RELIEF OR DEVELOPMENT? THERE’S A VERY BIG DIFFERENCE …
Updated: 2 days ago
There is a difference between employment incentives and relief, just as there is a difference between subsistence farming and supplying local markets with surplus produce. Yet two programmes mentioned in the recently-released presidential employment stimulus package seem to have been misinterpreted by the Ministers responsible for driving effective implementation.
According to a document outlining the employment stimulus package (released with government’s economic reconstruction and recovery plan), ‘through the National Arts Council and the National Film & Video Foundation, calls for proposals will unlock the creativity of the sector in new ways’ – including ‘support for digital content creation and e-commerce platform development’, National Archives and National Library ‘digitisation’, and support from marketing graduates for ‘creative initiatives’. In the sports federations, ‘return-to-play fieldworkers’ will be employed to assist with Covid-19 protocol compliance, and job retention will be ‘supported’. Yet the department’s ‘open call for artists, sport and recreation professions to apply for a share’ refers to opportunities to access ‘further relief’. This is a misnomer. In fact, relief will be provided – but in a different programme targeting qualifying organisations, enterprises and individual practitioners in the craft, design, visual arts and audio-visual sectors.
The next tranche of agricultural relief vouchers is mentioned in the context of assisting farmers to ‘cover a portion of their operational expenses, continue with food production and contribute to food security’. With that in mind, vouchers will be allocated to ‘qualifying small-scale producers … serving local markets in peri-urban and rural areas’. Yet, according to Agriculture, Land Reform & Rural Development Minister Thoko Didiza, they will target ‘subsistence producers … at household level’ on plots of land ‘between a quarter and one hectare’.
During the most severe levels of Covid-19 lockdown, the term ‘relief’ was used to describe the purpose of grants made available in all these sectors to cushion those hit hardest by the effects of job loss and production disruptions, among other things. There were two ‘waves’ of relief funding for qualifying sports practitioners and ‘creatives’ – while the aim of the agricultural support vouchers was to help ‘distressed small-scale farmers, who need financial relief’ (SAnews).

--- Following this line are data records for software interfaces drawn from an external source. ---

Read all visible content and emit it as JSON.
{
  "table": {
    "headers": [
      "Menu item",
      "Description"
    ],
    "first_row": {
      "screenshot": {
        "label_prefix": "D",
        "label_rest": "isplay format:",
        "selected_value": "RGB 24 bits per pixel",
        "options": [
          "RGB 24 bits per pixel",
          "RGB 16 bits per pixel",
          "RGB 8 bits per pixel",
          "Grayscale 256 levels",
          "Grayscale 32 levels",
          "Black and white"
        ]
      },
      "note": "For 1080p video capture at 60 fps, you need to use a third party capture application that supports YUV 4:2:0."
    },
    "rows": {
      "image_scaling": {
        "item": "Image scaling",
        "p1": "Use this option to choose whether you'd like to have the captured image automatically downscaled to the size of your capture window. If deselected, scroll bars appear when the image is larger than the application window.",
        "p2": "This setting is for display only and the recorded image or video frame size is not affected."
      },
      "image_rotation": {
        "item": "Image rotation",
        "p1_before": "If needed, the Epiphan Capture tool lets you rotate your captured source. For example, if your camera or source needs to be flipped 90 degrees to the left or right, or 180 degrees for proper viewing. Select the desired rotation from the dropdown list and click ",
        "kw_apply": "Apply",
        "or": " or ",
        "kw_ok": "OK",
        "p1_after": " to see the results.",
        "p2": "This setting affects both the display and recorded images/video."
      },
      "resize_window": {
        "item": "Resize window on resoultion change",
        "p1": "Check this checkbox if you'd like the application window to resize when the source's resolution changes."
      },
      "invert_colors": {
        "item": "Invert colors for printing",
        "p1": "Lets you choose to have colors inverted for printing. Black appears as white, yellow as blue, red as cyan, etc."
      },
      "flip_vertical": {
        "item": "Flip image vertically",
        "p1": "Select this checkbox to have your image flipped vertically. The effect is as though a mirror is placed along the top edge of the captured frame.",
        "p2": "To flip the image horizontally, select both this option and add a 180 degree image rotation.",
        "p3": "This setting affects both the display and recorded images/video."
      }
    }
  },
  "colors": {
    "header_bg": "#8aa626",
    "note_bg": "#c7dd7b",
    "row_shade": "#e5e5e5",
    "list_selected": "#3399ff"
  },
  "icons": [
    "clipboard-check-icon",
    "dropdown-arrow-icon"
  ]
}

Subsistence farming (also referred to as smallholder agriculture) is when ‘one family grows only enough to feed themselves’ (Africa Development Promise). ‘There is not usually much harvest to sell or trade, and what surplus there is tends to be stored to last the family until the next harvest.’ In February 2018, President Cyril Ramaphosa told the National House of Traditional Leaders that government’s land reform programme is ‘laying the foundation for an agricultural revolution’. If the next tranche of agricultural input vouchers is to be seen in that context, more information is needed on the practical support envisaged for assisting beneficiaries in moving from subsistence farming to consistently producing and successfully marketing a surplus – and from receiving relief to becoming self-sufficient and eventually creating jobs.